“That is what Ambassador Godec was essentially reminding us: we are back at a point where both our electoral commission and our judiciary are considered by a good part of the country to have no moral authority to serve as an independent arbiter in the event of a disputed presidential election.”
The ICC has put the fear of God in the hearts of Kenyan leaders
It’s entirely possible – nay, almost certain – that Kenyan officials won’t pay any attention to the red flags Godec is throwing up. Kenya might sleep walk into a crisis in 2017, in which the loser of the presidential election refuses to accept the results as announced by the IEBC and rejects calls to seek redress at the Supreme Court. (Sound familiar?)
This is when I predict that Kenyans will have their come-to-Jesus moment on the ICC. This is when they will be glad that the Court is still in the picture. This is when Kenyans will know that when their institutions fail (just like they did in 2007), the ICC is there to ensure things don’t slip out of control and to punish those responsible when they do.
But I suspect we won’t get to the last scenario described above. The Kenyan ICC cases have put the fear of God in the hearts of (most) Kenyan leaders. Only the foolhardy and bloodthirsty would dare do anything that would mean that they have to tango with the ICC in future. So although they might make careless statements (read hate speech) here and there leading up to the elections, none of them will dare organise an attack or incite mass violence.
Ambassador Godec too must know as much. That’s why when he expressed concern about the failing grades the IEBC and the judiciary were getting from Kenyans, almost in the same breath, he, according to The Daily Nation, “lamented that African states want to withdraw from the Rome Statute that established the International Criminal Court when there are no reliable alternative mechanisms”. It’s safe to say Godec’s message was meant (mostly) for ears closer to home. Translation: Kenya, stay put in the ICC.
Ishmael Bundi is the pseudonym of a Nairobi-based lawyer.

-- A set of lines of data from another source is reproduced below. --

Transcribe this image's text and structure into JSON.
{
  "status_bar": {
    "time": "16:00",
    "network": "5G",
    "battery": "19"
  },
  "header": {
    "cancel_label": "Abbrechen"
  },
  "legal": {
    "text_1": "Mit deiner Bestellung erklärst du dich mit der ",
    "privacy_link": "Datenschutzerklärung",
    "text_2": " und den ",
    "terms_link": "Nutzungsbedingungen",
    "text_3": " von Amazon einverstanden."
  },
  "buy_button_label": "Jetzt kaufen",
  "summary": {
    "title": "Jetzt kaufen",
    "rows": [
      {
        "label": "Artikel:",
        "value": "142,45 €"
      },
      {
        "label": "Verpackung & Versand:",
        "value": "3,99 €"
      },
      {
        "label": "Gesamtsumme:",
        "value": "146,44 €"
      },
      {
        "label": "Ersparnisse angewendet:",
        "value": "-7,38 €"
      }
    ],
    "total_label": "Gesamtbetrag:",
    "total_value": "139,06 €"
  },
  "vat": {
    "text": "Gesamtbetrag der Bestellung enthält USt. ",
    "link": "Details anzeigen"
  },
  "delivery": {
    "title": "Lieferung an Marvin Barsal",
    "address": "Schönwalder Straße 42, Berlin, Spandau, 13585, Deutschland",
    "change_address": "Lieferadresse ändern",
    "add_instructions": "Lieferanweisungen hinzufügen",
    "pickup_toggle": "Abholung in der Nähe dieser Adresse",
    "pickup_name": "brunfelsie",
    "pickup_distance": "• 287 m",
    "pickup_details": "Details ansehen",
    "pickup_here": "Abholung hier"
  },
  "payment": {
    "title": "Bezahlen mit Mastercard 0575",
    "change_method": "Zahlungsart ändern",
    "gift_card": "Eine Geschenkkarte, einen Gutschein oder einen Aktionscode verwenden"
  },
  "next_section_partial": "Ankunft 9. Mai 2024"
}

Lead image: Officials from the Independent Electoral and Boundaries Commission (IEBC) stand next to ballot boxes in a taylling centre near Nairobi on 6 March 2013 (Photo: Goran Tomasevic/Reuters)
Justice Hub is an online platform connecting conversations about international justice and peace.

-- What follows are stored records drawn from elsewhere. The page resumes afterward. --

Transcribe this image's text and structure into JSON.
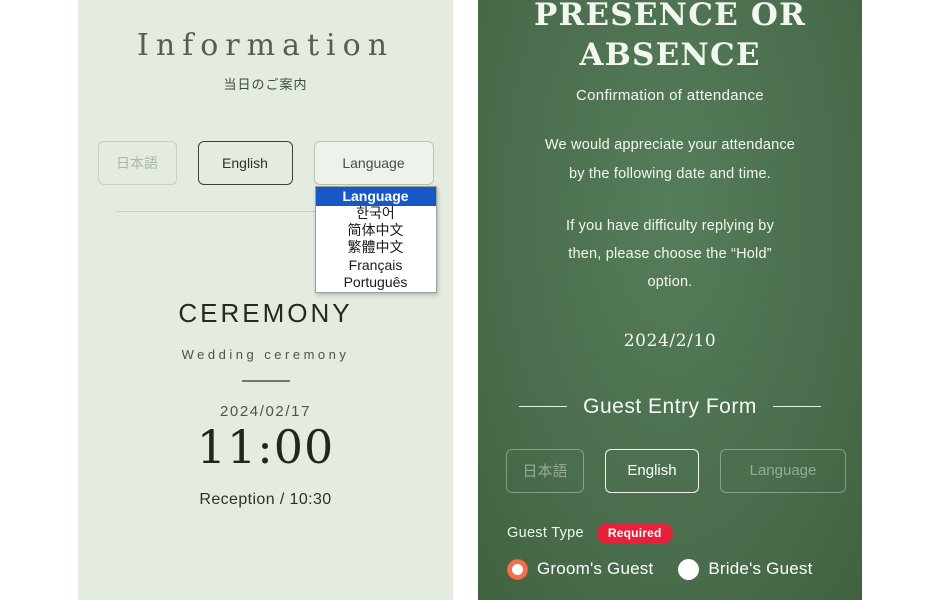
{
  "left_panel": {
    "title": "Information",
    "subtitle": "当日のご案内",
    "language_buttons": [
      {
        "label": "日本語",
        "state": "disabled"
      },
      {
        "label": "English",
        "state": "active"
      }
    ],
    "language_select": {
      "value": "Language",
      "options": [
        "Language",
        "한국어",
        "简体中文",
        "繁體中文",
        "Français",
        "Português"
      ],
      "selected_option": "Language",
      "expanded": "true"
    },
    "ceremony": {
      "title": "CEREMONY",
      "subtitle": "Wedding ceremony",
      "date": "2024/02/17",
      "time": "11:00",
      "reception": "Reception / 10:30"
    }
  },
  "right_panel": {
    "title_line1": "PRESENCE OR",
    "title_line2": "ABSENCE",
    "subtitle": "Confirmation of attendance",
    "paragraph1_line1": "We would appreciate your attendance",
    "paragraph1_line2": "by the following date and time.",
    "paragraph2_line1": "If you have difficulty replying by",
    "paragraph2_line2": "then, please choose the “Hold”",
    "paragraph2_line3": "option.",
    "deadline_date": "2024/2/10",
    "form_heading": "Guest Entry Form",
    "language_buttons": [
      {
        "label": "日本語",
        "state": "dim"
      },
      {
        "label": "English",
        "state": "active"
      },
      {
        "label": "Language",
        "state": "dim"
      }
    ],
    "guest_type": {
      "label": "Guest Type",
      "required_badge": "Required",
      "options": [
        {
          "label": "Groom's Guest",
          "checked": "true"
        },
        {
          "label": "Bride's Guest",
          "checked": "false"
        }
      ]
    }
  },
  "colors": {
    "left_bg": "#e4ece1",
    "right_bg": "#4c7150",
    "accent_required": "#e8213a",
    "accent_radio": "#f2704f",
    "select_highlight": "#1558c6"
  }
}
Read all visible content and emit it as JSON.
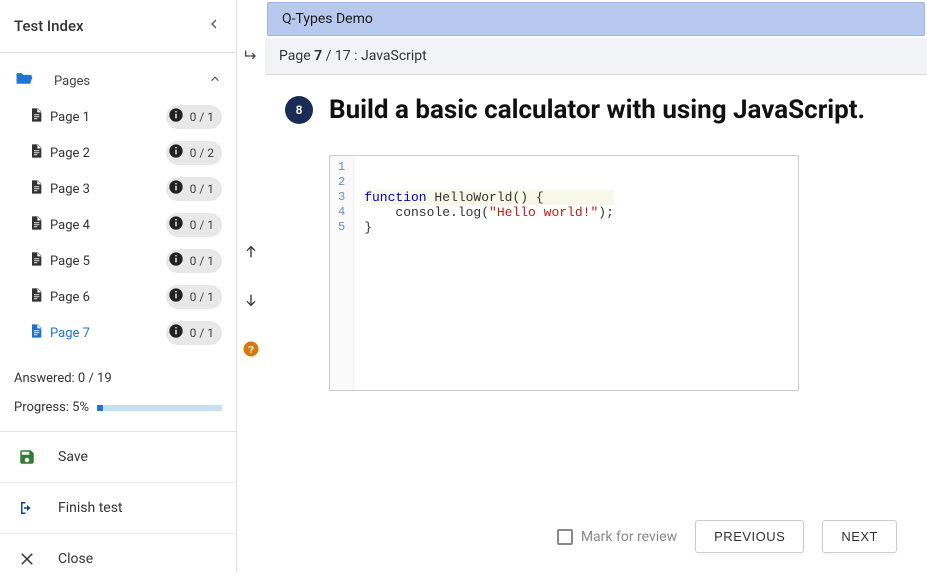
{
  "sidebar": {
    "title": "Test Index",
    "pages_label": "Pages",
    "items": [
      {
        "label": "Page 1",
        "badge": "0 / 1",
        "active": false
      },
      {
        "label": "Page 2",
        "badge": "0 / 2",
        "active": false
      },
      {
        "label": "Page 3",
        "badge": "0 / 1",
        "active": false
      },
      {
        "label": "Page 4",
        "badge": "0 / 1",
        "active": false
      },
      {
        "label": "Page 5",
        "badge": "0 / 1",
        "active": false
      },
      {
        "label": "Page 6",
        "badge": "0 / 1",
        "active": false
      },
      {
        "label": "Page 7",
        "badge": "0 / 1",
        "active": true
      }
    ],
    "answered_label": "Answered: 0 / 19",
    "progress_label": "Progress: 5%",
    "progress_pct": 5,
    "actions": {
      "save": "Save",
      "finish": "Finish test",
      "close": "Close"
    }
  },
  "main": {
    "banner": "Q-Types Demo",
    "breadcrumb_prefix": "Page ",
    "breadcrumb_current": "7",
    "breadcrumb_suffix": " / 17 : JavaScript",
    "question_number": "8",
    "question_title": "Build a basic calculator with using JavaScript.",
    "footer": {
      "mark_label": "Mark for review",
      "prev": "PREVIOUS",
      "next": "NEXT"
    }
  },
  "editor": {
    "line_numbers": [
      "1",
      "2",
      "3",
      "4",
      "5"
    ],
    "lines": [
      {
        "tokens": []
      },
      {
        "tokens": []
      },
      {
        "tokens": [
          {
            "t": "function ",
            "c": "kw"
          },
          {
            "t": "HelloWorld",
            "c": "fn"
          },
          {
            "t": "() {",
            "c": ""
          }
        ],
        "hl": true
      },
      {
        "tokens": [
          {
            "t": "    console.",
            "c": ""
          },
          {
            "t": "log",
            "c": "fn"
          },
          {
            "t": "(",
            "c": ""
          },
          {
            "t": "\"Hello world!\"",
            "c": "str"
          },
          {
            "t": ");",
            "c": ""
          }
        ]
      },
      {
        "tokens": [
          {
            "t": "}",
            "c": ""
          }
        ]
      }
    ]
  }
}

Justice Hub reflects conversations on accountability and access to justice. We feature change-makers, researchers, and justice activists who make concrete the abstract concepts of Justice and Rule of Law. Justice Hub - alongside our sister project Hague Talks is powered by the Hague Project Peace and Justice – a network of over 200 Hague-based organisations working on peace and justice issues.
You may republish this article online or in print under our Creative Commons license. You may not edit or shorten the text, you must attribute the article to Aeon and you must include the author’s name in your republication.